I am told that as a very young child most of my time spent with Bonky Bird was in a futile attempt to extract sustenance from his peculiar nose... apparently this resulted in a kind of mindless gumming. Since those days, my interest in Bonky Bird has changed considerably. Of course, I am still very interested in him, but more for the noises he makes than for the allure of his nose.

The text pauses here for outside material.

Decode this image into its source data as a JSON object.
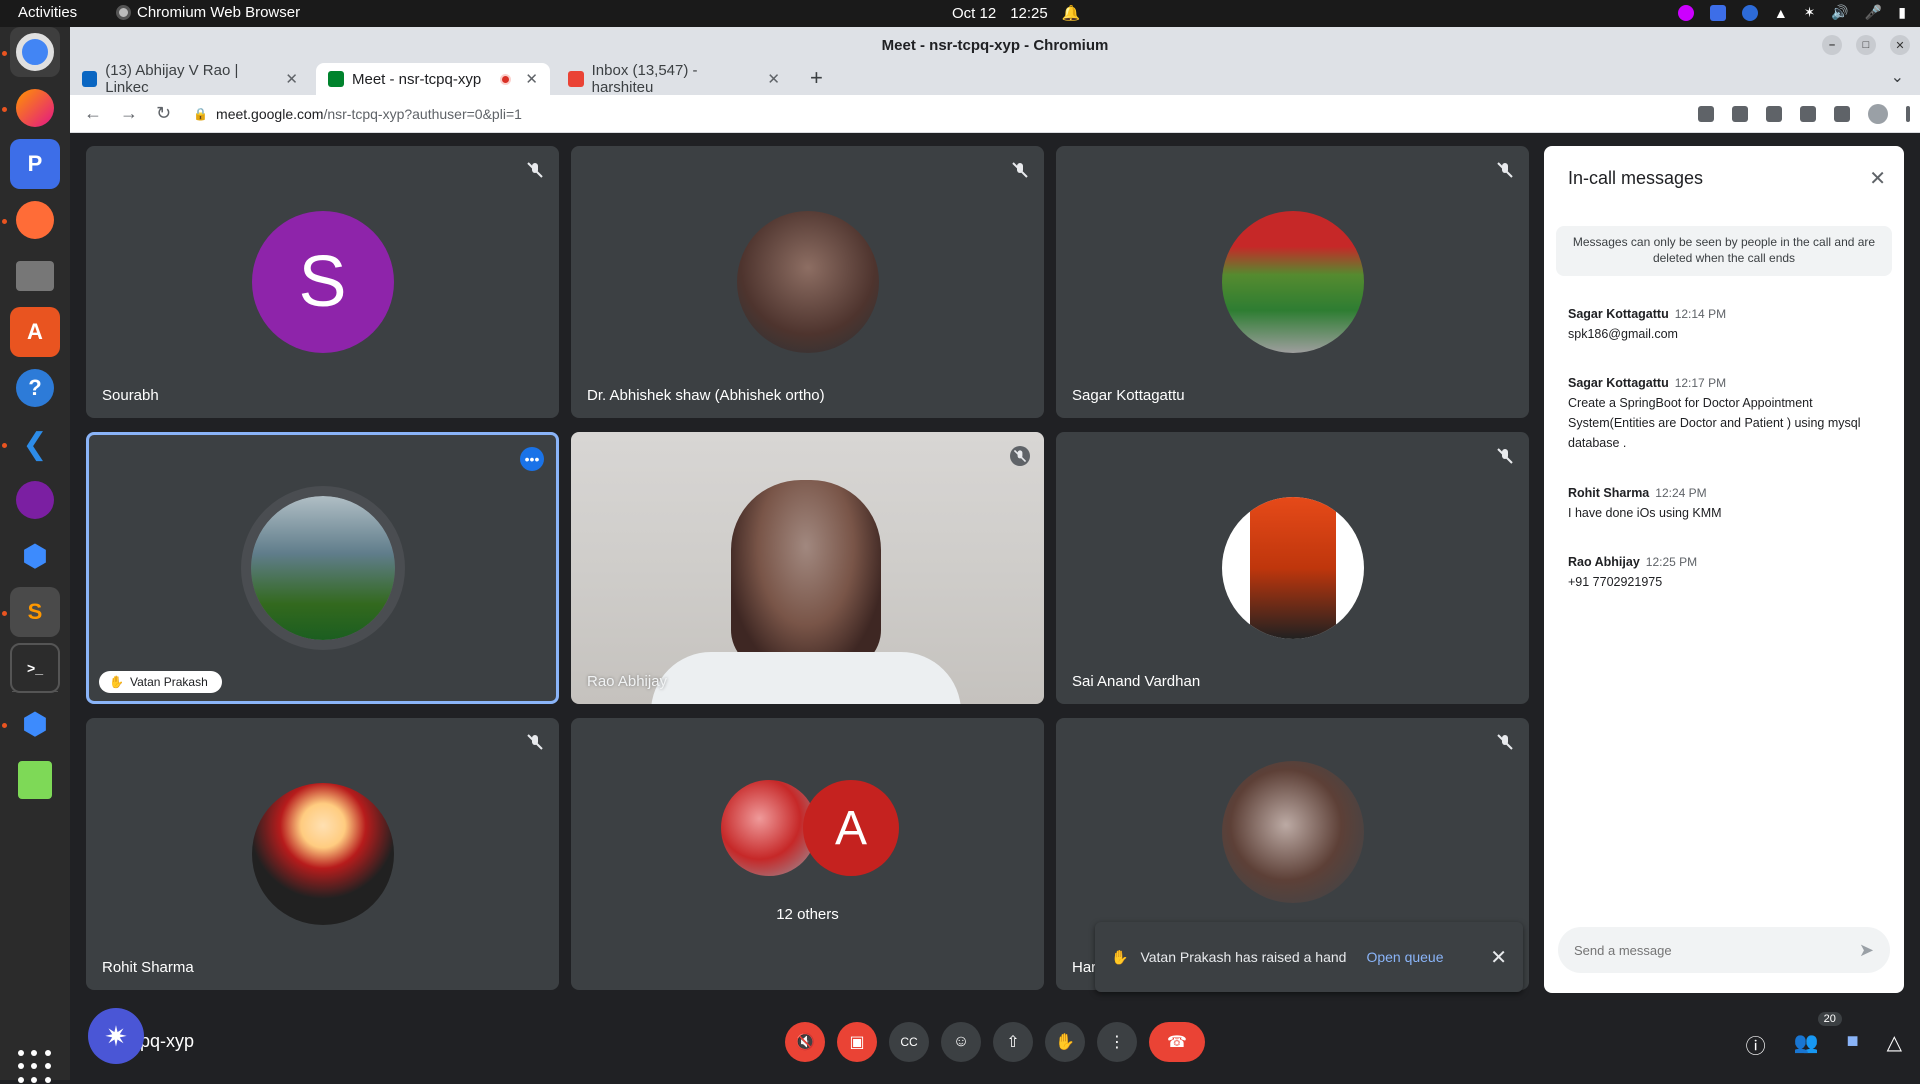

About one year ago, I began a project with Patrick J. Crowley, the lead singer and song-writer of the Burlington based band Deep River Saints. Patrick had just over a dozen songs ready to go and he asked me to record, produce, and mix an album - naturally, having known Patrick for the vast majority of my life, I agreed to do it with the concession that I could take as long as I reasonably needed and that I would be permitted wide reaching creative input. Patrick agreed and, from what I can tell, has been aligned with my aesthetic choices and general approach. The process has been one of mutual discovery and creation.

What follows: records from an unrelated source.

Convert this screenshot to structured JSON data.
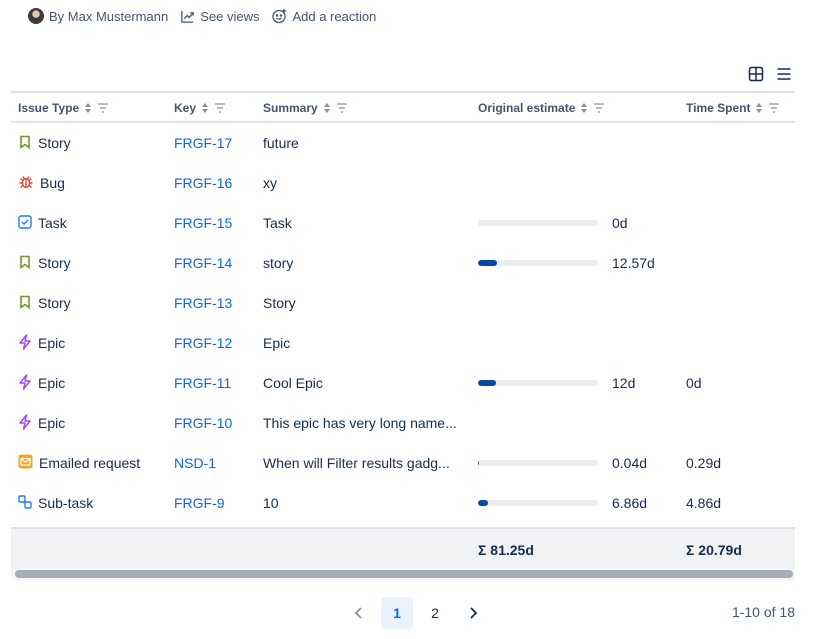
{
  "byline": {
    "author": "By Max Mustermann",
    "views": "See views",
    "reaction": "Add a reaction"
  },
  "columns": [
    "Issue Type",
    "Key",
    "Summary",
    "Original estimate",
    "Time Spent"
  ],
  "rows": [
    {
      "type": "Story",
      "icon": "story-icon",
      "key": "FRGF-17",
      "summary": "future",
      "estimate": "",
      "progress": null,
      "spent": ""
    },
    {
      "type": "Bug",
      "icon": "bug-icon",
      "key": "FRGF-16",
      "summary": "xy",
      "estimate": "",
      "progress": null,
      "spent": ""
    },
    {
      "type": "Task",
      "icon": "task-icon",
      "key": "FRGF-15",
      "summary": "Task",
      "estimate": "0d",
      "progress": 0,
      "spent": ""
    },
    {
      "type": "Story",
      "icon": "story-icon",
      "key": "FRGF-14",
      "summary": "story",
      "estimate": "12.57d",
      "progress": 0.16,
      "spent": ""
    },
    {
      "type": "Story",
      "icon": "story-icon",
      "key": "FRGF-13",
      "summary": "Story",
      "estimate": "",
      "progress": null,
      "spent": ""
    },
    {
      "type": "Epic",
      "icon": "epic-icon",
      "key": "FRGF-12",
      "summary": "Epic",
      "estimate": "",
      "progress": null,
      "spent": ""
    },
    {
      "type": "Epic",
      "icon": "epic-icon",
      "key": "FRGF-11",
      "summary": "Cool Epic",
      "estimate": "12d",
      "progress": 0.15,
      "spent": "0d"
    },
    {
      "type": "Epic",
      "icon": "epic-icon",
      "key": "FRGF-10",
      "summary": "This epic has very long name...",
      "estimate": "",
      "progress": null,
      "spent": ""
    },
    {
      "type": "Emailed request",
      "icon": "email-request-icon",
      "key": "NSD-1",
      "summary": "When will Filter results gadg...",
      "estimate": "0.04d",
      "progress": 0.01,
      "spent": "0.29d"
    },
    {
      "type": "Sub-task",
      "icon": "subtask-icon",
      "key": "FRGF-9",
      "summary": "10",
      "estimate": "6.86d",
      "progress": 0.08,
      "spent": "4.86d"
    }
  ],
  "totals": {
    "estimate": "Σ 81.25d",
    "spent": "Σ 20.79d"
  },
  "pagination": {
    "pages": [
      "1",
      "2"
    ],
    "current": "1",
    "count": "1-10 of 18"
  },
  "colors": {
    "link": "#0c66e4",
    "bar_fill": "#0747a6",
    "bar_track": "#ebecf0",
    "story": "#6a9a23",
    "bug": "#e2483d",
    "task": "#1d7afc",
    "epic": "#a54cd8",
    "email": "#f5a623",
    "subtask": "#1d7afc"
  }
}
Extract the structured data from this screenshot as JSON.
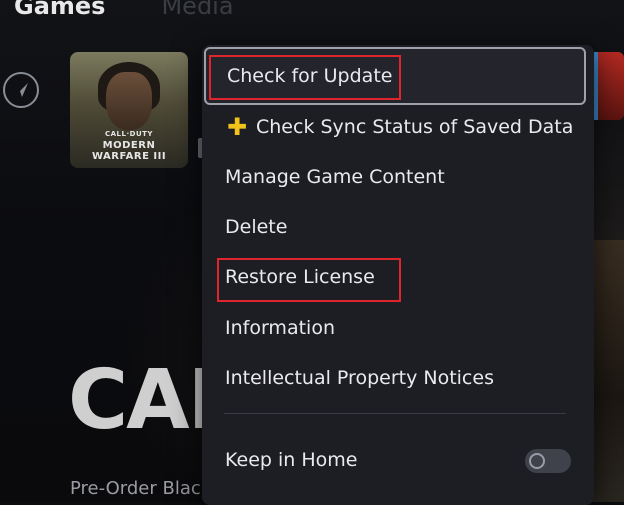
{
  "top_tabs": {
    "games": "Games",
    "media": "Media"
  },
  "game_tile": {
    "logo_line1": "CALL·DUTY",
    "logo_line2": "MODERN",
    "logo_line3": "WARFARE III"
  },
  "background": {
    "big_title": "CALL",
    "preorder_text": "Pre-Order Blac"
  },
  "menu": {
    "items": [
      {
        "label": "Check for Update",
        "focused": true,
        "highlighted": true
      },
      {
        "label": "Check Sync Status of Saved Data",
        "icon": "ps-plus-icon",
        "highlighted": false
      },
      {
        "label": "Manage Game Content",
        "highlighted": false
      },
      {
        "label": "Delete",
        "highlighted": false
      },
      {
        "label": "Restore License",
        "highlighted": true
      },
      {
        "label": "Information",
        "highlighted": false
      },
      {
        "label": "Intellectual Property Notices",
        "highlighted": false
      }
    ],
    "keep_in_home": {
      "label": "Keep in Home",
      "enabled": false
    }
  },
  "colors": {
    "menu_bg": "#1d1e24",
    "highlight": "#e0242c",
    "ps_plus": "#f3c21a"
  }
}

I am pre-disposed to add lots of guitar playing and other guitar-related sounds which I have done in abundance. I picked up a new Fender Vibrasonic to lend a new sound (new for me) to the project - experiments with slides, marbles, magnets, and whatever other means of extracting sound from the electric and acoustic guitar that I could think of. Manipulation of these sounds singly and in combination offers yet another palette to the sonic toolkit - gates, delays, filters, tape effects - But this is a subject for another day. Today is about Bonky Bird.
I wanted this album to be unique and to have a sort of aural completeness. I wanted the listener to sense that every sound had emerged from an elctrified sonic goo. I wanted this aural ooze to coalesce into a singular image: related elements, many characters, but one family tree. I wanted the listener to feel that while the sounds themselves had evolved and differentiated in form from the goo from which they had arisen, they nonetheless shared a common ancestor. I wanted the ancestry to be felt, not heard explicitly: more visceral than cognitive. Enlightened ears would realize the apparent differentiation of the sounds from their common source, sounds betrayed by their own DNA - the illusion of the many collapsing into the truth of the one. Or such was my plan, so I wanted the listener to feel.
I wanted this album to be tactile. And what better way to bring a bit of sensory awareness than via Bonky Bird. The title of the album is "For Posterity", another affirmation of Bonky's appearance. Toy piano, percussive kitchenware, spring peepers, vestiges of youth all heard on the album and all comfortably settling under the "Posterity" heading. In looking back on my life, I can think of no better way to celebrate my past than by encapsulating my present spirit in this work and by making an album with a childhood friend of years and with a toy from my infancy.
Here is a brief audio clip of the sounds Bonky Bird produces. It was recorded in stereo to surprising effect with two ribbon mics and a touch of added reverb for ambiance:
Here is a brief video of Patrick and Bonky Bird in session. He was very gentle with him and claimed that Bonky Bird produced the best sound when nudged just a little bit. Notice how intent he is:
More on Deep River Saints at deepriversaints.com